Sunscreen has a list of adverse effects including allergies (courtesy of the chemicals) but the most common problem we see is the aggravation of acne. Almost all chemical sunscreens dissolve in an oily base and are lipophilic, they carry an oily base themselves. This can aggravate acne in an acne-prone individual. In fact, two incredible papers by Dr OH Mills Jr and Dr AM Kligman have noted that in the presence of UV light, sunscreens cause acne. We had published two papers noting a worsening of acne in summers where we had alluded to sunscreens as a cause and a major pharma company in India used the paper to market a sunscreen! Most women with acne that persists beyond 25 years regularly use moisturisers and sunscreens. They get multiple courses of antibiotics, retinoids, topical agents and treatments, which drain their time and financial resources.
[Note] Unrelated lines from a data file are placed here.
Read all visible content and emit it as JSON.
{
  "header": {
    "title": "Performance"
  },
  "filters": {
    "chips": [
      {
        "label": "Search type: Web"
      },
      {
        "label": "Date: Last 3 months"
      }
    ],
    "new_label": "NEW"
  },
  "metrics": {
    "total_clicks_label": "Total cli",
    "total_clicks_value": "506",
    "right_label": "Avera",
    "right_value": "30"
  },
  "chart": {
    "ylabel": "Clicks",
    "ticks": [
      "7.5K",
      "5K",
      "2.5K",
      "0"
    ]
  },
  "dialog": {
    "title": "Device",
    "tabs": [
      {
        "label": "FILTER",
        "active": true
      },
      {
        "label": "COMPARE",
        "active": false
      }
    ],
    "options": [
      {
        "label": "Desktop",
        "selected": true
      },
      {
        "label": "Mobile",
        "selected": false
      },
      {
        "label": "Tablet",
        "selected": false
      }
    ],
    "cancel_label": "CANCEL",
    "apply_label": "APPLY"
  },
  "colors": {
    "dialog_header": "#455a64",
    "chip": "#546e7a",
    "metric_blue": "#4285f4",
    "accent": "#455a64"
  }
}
If one needs to wear sunscreen and has acne-prone skin, a microfine physical sunscreen or a matte finish causes less acne and is less “oily”. In fact, there are a few “toned” sunscreens that have physical agents to protect the skin against visible light in addition to UVB and UVA and would be a sensible choice amongst the countless sunscreens.
There are many measures that can be adopted to avoid sun damage, but for a large majority of readers who do not labour under the sun all day, it does not make any sense to spend on an expensive chemical sunblock that will definitely not make you fair and also cause acne.
The author is a professor of dermatology at RML Hospital, New Delhi. Views are personal.
(Edited by Pranay Dutta Roy)